### Work instruction:
Wherever the word "Lokales" turns up in a line of the entries, copy that line.

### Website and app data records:

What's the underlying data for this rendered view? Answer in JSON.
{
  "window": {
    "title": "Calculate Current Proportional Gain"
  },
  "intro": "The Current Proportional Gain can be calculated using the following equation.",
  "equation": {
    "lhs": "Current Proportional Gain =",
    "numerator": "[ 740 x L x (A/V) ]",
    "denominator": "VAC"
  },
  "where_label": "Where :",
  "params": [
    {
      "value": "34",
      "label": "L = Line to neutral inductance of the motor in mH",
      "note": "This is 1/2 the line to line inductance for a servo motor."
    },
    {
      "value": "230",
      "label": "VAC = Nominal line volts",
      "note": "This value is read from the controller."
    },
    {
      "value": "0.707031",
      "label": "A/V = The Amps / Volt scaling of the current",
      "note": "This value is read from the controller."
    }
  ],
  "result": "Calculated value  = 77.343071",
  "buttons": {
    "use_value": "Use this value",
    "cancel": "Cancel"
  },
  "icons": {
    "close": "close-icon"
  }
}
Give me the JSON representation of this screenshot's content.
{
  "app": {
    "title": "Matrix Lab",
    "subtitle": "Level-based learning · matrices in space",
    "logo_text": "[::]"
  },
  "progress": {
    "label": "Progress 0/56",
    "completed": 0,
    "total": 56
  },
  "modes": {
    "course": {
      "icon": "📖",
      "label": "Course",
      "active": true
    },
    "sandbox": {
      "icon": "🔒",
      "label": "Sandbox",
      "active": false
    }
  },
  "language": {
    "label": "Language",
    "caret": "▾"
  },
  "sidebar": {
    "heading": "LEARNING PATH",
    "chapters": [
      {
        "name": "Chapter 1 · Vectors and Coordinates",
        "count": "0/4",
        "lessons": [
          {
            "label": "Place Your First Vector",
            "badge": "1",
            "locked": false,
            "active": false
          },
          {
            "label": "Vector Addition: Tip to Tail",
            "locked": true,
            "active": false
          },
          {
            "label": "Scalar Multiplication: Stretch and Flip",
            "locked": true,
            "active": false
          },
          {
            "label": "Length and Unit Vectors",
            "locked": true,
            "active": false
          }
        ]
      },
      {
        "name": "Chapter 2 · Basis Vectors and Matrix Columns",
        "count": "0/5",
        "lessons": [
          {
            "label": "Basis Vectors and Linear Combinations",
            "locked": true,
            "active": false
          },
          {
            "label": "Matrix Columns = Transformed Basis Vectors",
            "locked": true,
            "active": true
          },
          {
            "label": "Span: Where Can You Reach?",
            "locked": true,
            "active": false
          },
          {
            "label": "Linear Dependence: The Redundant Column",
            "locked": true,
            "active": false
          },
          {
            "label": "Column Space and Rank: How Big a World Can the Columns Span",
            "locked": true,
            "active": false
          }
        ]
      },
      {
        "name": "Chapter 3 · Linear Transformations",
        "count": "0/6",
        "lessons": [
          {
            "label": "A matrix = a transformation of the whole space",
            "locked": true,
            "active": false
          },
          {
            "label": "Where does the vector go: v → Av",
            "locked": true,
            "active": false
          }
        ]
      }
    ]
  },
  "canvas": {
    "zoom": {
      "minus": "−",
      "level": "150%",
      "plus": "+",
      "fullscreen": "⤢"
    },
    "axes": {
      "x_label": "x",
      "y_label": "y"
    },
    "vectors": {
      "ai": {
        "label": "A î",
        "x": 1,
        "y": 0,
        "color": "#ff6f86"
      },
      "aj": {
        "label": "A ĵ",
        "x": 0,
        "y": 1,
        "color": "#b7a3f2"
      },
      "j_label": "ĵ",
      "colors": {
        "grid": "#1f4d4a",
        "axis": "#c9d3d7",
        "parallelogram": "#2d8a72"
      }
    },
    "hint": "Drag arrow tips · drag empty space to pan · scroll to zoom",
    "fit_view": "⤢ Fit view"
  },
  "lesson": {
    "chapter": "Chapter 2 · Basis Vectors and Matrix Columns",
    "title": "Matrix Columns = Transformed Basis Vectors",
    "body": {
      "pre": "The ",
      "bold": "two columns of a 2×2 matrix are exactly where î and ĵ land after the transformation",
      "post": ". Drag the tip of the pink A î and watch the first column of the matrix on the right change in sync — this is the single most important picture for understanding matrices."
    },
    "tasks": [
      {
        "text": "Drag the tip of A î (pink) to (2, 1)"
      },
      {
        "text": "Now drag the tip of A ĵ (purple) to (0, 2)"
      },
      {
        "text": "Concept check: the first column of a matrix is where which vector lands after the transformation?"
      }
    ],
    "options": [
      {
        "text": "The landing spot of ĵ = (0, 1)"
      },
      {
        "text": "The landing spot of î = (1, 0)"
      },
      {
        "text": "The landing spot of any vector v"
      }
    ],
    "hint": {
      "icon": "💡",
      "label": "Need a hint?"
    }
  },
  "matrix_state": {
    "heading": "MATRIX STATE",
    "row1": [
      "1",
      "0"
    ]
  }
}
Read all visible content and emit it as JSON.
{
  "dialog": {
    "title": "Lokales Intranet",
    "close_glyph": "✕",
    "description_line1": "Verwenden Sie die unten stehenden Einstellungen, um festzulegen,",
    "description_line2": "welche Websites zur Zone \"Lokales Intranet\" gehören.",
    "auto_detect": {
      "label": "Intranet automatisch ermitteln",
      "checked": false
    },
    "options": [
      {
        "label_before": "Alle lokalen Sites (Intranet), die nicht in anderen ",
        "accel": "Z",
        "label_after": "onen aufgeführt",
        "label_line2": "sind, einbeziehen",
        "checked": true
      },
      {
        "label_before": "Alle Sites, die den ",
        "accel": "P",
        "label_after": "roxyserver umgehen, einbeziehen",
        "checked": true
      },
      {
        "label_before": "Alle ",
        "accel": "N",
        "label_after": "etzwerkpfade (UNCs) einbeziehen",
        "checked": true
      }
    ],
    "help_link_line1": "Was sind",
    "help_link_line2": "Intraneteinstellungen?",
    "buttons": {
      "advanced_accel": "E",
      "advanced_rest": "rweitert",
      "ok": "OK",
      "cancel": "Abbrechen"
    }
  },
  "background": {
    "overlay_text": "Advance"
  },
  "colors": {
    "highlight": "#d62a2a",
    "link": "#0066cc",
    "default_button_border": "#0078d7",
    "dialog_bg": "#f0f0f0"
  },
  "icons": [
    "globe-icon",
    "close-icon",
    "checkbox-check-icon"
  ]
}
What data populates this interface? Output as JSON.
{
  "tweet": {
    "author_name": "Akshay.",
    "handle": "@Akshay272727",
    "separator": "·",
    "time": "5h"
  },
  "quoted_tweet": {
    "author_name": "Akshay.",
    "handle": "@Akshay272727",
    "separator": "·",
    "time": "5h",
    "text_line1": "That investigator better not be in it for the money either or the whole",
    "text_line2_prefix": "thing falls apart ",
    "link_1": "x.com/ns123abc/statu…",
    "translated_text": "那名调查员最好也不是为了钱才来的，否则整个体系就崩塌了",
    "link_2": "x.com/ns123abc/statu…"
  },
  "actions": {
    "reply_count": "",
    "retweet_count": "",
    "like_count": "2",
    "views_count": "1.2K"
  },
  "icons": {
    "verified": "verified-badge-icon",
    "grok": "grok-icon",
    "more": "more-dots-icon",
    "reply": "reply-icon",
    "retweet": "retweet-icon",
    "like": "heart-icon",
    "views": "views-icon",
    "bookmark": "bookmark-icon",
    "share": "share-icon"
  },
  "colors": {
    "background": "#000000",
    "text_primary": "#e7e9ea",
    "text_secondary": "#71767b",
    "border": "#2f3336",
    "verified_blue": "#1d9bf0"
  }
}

### Response to this exercise:
    "title": "Lokales Intranet",
    "description_line2": "welche Websites zur Zone \"Lokales Intranet\" gehören.",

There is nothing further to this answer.